Retype the whole listing verbatim and keep the pictures out of it.

Material provided →
- - -
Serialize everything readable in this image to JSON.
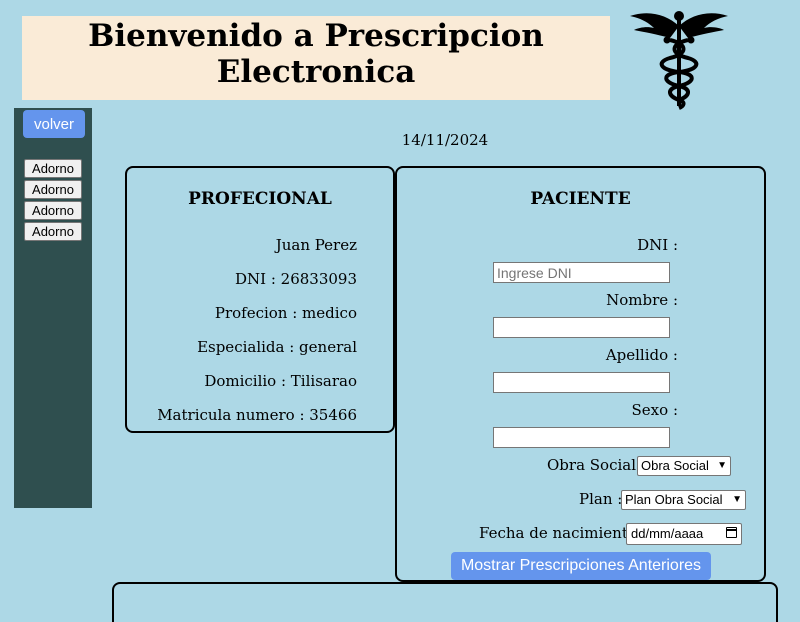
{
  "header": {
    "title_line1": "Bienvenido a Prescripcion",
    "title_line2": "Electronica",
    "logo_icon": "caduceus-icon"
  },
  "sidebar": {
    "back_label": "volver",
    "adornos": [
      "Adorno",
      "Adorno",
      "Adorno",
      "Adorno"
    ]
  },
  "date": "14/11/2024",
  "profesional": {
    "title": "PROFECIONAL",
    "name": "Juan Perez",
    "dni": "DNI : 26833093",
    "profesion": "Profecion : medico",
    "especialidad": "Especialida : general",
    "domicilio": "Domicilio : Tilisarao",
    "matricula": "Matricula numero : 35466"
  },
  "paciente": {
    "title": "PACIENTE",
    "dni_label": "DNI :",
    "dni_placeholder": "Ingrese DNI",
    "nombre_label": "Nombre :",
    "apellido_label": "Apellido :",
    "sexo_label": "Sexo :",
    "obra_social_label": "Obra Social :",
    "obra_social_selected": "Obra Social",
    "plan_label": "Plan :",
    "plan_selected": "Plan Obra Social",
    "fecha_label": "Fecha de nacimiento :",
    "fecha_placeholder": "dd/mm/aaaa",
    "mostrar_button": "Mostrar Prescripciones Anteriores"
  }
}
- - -
Solved problem →
Serialize everything readable in this image to JSON.
{
  "header": {
    "title_line1": "Bienvenido a Prescripcion",
    "title_line2": "Electronica",
    "logo_icon": "caduceus-icon"
  },
  "sidebar": {
    "back_label": "volver",
    "adornos": [
      "Adorno",
      "Adorno",
      "Adorno",
      "Adorno"
    ]
  },
  "date": "14/11/2024",
  "profesional": {
    "title": "PROFECIONAL",
    "name": "Juan Perez",
    "dni": "DNI : 26833093",
    "profesion": "Profecion : medico",
    "especialidad": "Especialida : general",
    "domicilio": "Domicilio : Tilisarao",
    "matricula": "Matricula numero : 35466"
  },
  "paciente": {
    "title": "PACIENTE",
    "dni_label": "DNI :",
    "dni_placeholder": "Ingrese DNI",
    "nombre_label": "Nombre :",
    "apellido_label": "Apellido :",
    "sexo_label": "Sexo :",
    "obra_social_label": "Obra Social :",
    "obra_social_selected": "Obra Social",
    "plan_label": "Plan :",
    "plan_selected": "Plan Obra Social",
    "fecha_label": "Fecha de nacimiento :",
    "fecha_placeholder": "dd/mm/aaaa",
    "mostrar_button": "Mostrar Prescripciones Anteriores"
  }
}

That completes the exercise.